George and attorney Bruce McIvor with First Peoples Law point to the Supreme Court’s 2014 Tsilhqot’in decision  as a landmark in the transition beyond a duty to consult with First Nations.
“We’ve been doing the traditional ‘duty to consult’ types of processes for 10 or 15 years,” McIvor said. But on the strength of the Tsilhqot’in decision and the federal government’s full adoption  of the United Nations Declaration on the Rights of Indigenous Peoples (UNDRIP), “we’re moving out of that need-to-consult type of process and we’re moving toward consent-based consultation. That’s where we’re going.”
Cheam First Nation Chief Ernie Crey said the existing TransMountain pipeline has crossed Stó:Lo territory for more than 50 years, and CN Rail carries oil within a few feet of some members’ homes, so the 11 nations approached the expansion project with an open mind. But the community has serious concerns: “The Fraser River is the most productive salmon-bearing stream on Earth and we depend on the annual runs of salmon,” he told CBC.

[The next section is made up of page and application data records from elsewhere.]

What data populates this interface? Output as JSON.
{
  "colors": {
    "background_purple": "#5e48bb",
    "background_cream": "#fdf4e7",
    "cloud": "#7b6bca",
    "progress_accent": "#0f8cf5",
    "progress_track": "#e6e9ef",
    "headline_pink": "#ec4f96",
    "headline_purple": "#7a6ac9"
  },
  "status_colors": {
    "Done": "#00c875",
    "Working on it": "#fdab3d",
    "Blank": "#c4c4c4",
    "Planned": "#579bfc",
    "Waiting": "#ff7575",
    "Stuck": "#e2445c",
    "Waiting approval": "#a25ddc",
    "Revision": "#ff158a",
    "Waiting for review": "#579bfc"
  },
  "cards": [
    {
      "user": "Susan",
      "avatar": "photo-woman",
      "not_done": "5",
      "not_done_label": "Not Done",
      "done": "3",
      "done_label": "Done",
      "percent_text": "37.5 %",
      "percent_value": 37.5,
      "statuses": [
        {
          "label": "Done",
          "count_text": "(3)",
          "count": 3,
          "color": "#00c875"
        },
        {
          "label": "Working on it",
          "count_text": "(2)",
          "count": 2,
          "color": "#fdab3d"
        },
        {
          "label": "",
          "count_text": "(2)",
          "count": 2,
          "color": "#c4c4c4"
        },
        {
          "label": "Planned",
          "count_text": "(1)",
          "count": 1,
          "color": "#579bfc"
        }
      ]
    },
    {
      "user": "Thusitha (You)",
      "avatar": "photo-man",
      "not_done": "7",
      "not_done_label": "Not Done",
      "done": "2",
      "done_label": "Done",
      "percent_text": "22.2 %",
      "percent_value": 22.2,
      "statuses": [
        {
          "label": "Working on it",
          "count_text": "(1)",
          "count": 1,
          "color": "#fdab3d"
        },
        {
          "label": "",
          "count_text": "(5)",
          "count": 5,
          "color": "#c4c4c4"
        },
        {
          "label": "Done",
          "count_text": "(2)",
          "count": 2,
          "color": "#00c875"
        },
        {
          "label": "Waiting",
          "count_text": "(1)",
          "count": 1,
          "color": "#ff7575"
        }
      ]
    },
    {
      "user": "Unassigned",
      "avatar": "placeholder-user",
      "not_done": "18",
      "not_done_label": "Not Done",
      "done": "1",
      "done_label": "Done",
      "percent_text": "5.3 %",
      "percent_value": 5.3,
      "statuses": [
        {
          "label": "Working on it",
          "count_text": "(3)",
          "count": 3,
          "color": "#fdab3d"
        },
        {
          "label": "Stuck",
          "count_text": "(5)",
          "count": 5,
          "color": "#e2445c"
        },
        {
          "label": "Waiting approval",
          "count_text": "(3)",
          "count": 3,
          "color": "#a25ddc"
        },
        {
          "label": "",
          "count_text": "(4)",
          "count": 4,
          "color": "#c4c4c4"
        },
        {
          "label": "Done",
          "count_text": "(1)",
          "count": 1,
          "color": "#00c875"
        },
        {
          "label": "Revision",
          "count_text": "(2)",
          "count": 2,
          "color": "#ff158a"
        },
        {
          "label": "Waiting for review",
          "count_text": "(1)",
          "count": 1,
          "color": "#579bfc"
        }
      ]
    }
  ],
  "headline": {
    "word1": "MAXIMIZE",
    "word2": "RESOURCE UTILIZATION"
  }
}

After the federal government appointed  a three-member panel to double-check the NEB’s approval of the TransMountain expansion, Crey said Natural Resources Canada officials visited the community. “They’ve made a one-time pass through our community. I’ve referred to it as a drive-by consultation,” he said. “I think their responsibility and duty to us goes much deeper than to send a few public officials to meet with us for an hour or two.”